- He is the third South Asian to receive the honor after Mother Theresa of India and Muhammad Yunus of Bangladesh.
The nation’s highest civilian honor, the medals are presented to individuals who have made “exemplary contributions to the prosperity, values, or security of the United States, world peace, or other significant societal, public or private endeavors,” according to a White House press release.
The 17 recipients chosen this year “demonstrate the power of possibilities and embody the soul of the nation – hard work, perseverance, and faith. They have overcome significant obstacles to achieve impressive accomplishments in the arts and sciences, dedicated their lives to advocating for the most vulnerable among us, and acted with bravery to drive change in their communities – and across the world – while blazing trails for generations to come,” added the press release.
Khan, 71, of Charlottesville, Virginia, made headlines in 2016 for criticizing former president Donald Trump during the Democratic National Convention in Philadelphia. He and his wife Ghazala Khan are the parents of Capt. Humayun Khan, who was slain in Iraq in 2004, after he ran toward a taxi cab that was approaching the soldiers under his command. The cab contained a bomb that exploded, killing Khan, while the other soldiers remained safe. He was posthumously awarded the Purple Heart and the Bronze Star.
Founder of the Constitution Literacy and National Unity Center, Khan, a Pakistani-born and Harvard-educated lawyer, is a prominent advocate for the rule of law and religious freedom and served on the United States Commission on International Religious Freedom under President Biden.
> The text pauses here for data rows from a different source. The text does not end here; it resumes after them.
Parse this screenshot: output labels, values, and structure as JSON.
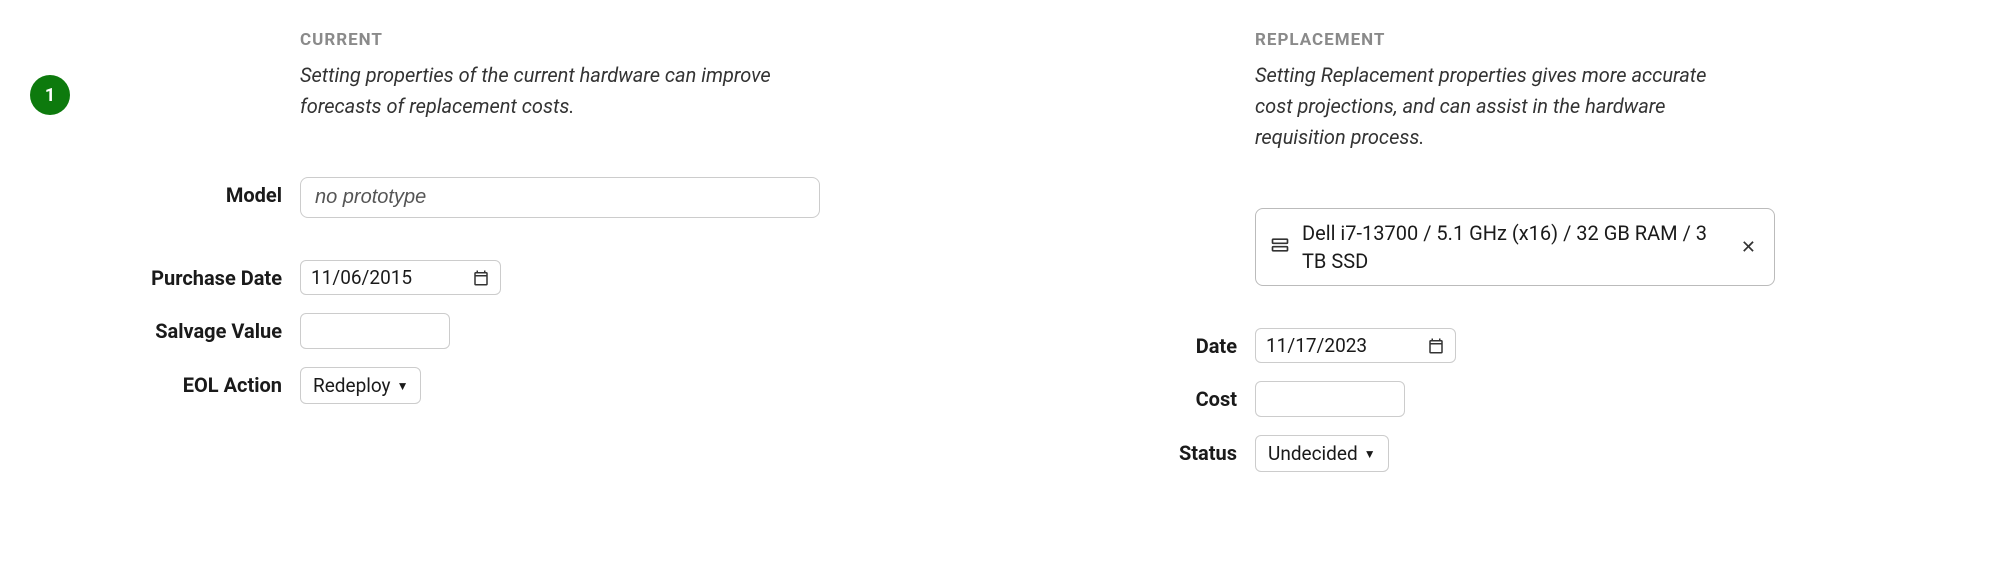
{
  "badge": "1",
  "current": {
    "title": "Current",
    "description": "Setting properties of the current hardware can improve forecasts of replacement costs.",
    "model_label": "Model",
    "model_value": "no prototype",
    "purchase_date_label": "Purchase Date",
    "purchase_date_value": "11/06/2015",
    "salvage_label": "Salvage Value",
    "salvage_value": "",
    "eol_label": "EOL Action",
    "eol_value": "Redeploy"
  },
  "replacement": {
    "title": "Replacement",
    "description": "Setting Replacement properties gives more accurate cost projections, and can assist in the hardware requisition process.",
    "model_label": "",
    "model_value": "Dell i7-13700 / 5.1 GHz (x16) / 32 GB RAM / 3 TB SSD",
    "date_label": "Date",
    "date_value": "11/17/2023",
    "cost_label": "Cost",
    "cost_value": "",
    "status_label": "Status",
    "status_value": "Undecided"
  }
}
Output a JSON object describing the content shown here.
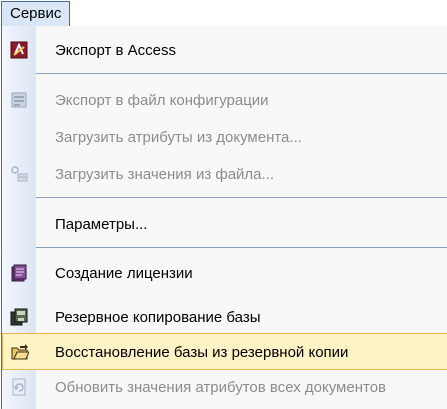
{
  "menu": {
    "title": "Сервис",
    "items": [
      {
        "label": "Экспорт в Access",
        "icon": "access-icon",
        "enabled": true
      },
      {
        "label": "Экспорт в файл конфигурации",
        "icon": "config-export-icon",
        "enabled": false
      },
      {
        "label": "Загрузить атрибуты из документа...",
        "icon": "",
        "enabled": false
      },
      {
        "label": "Загрузить значения из файла...",
        "icon": "load-values-icon",
        "enabled": false
      },
      {
        "label": "Параметры...",
        "icon": "",
        "enabled": true
      },
      {
        "label": "Создание лицензии",
        "icon": "license-icon",
        "enabled": true
      },
      {
        "label": "Резервное копирование базы",
        "icon": "backup-icon",
        "enabled": true
      },
      {
        "label": "Восстановление базы из резервной копии",
        "icon": "restore-folder-icon",
        "enabled": true,
        "selected": true
      },
      {
        "label": "Обновить значения атрибутов всех документов",
        "icon": "refresh-document-icon",
        "enabled": false
      }
    ]
  },
  "colors": {
    "highlight": "#fdf3c5",
    "highlight_border": "#e3b84b",
    "menu_border": "#4b6b9d",
    "disabled_text": "#8c8c8c"
  }
}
In 2017, he published the book “An American Family: A Memoir of Hope and Sacrifice,” in which he talks about his journey from Pakistan to the U.S. and his years in his adopted country. Khan and his wife immigrated to the U.S. in 1980, becoming American citizens six years later.
Last week, Khan, a member of the advisory council of South Asians for America (SAFA), joined representatives from several Asian American groups at the Arlington National Cemetery in Virginia, June 26, for the AAPI Salute to Service event honoring Asian Americans and Pacific Islanders veterans. The AAPI Salute to Service event included a ceremonial wreath-laying at the Tomb of the Unknown Soldier, followed by a walk of reflection to the burial plot of Capt. Humayun Khan.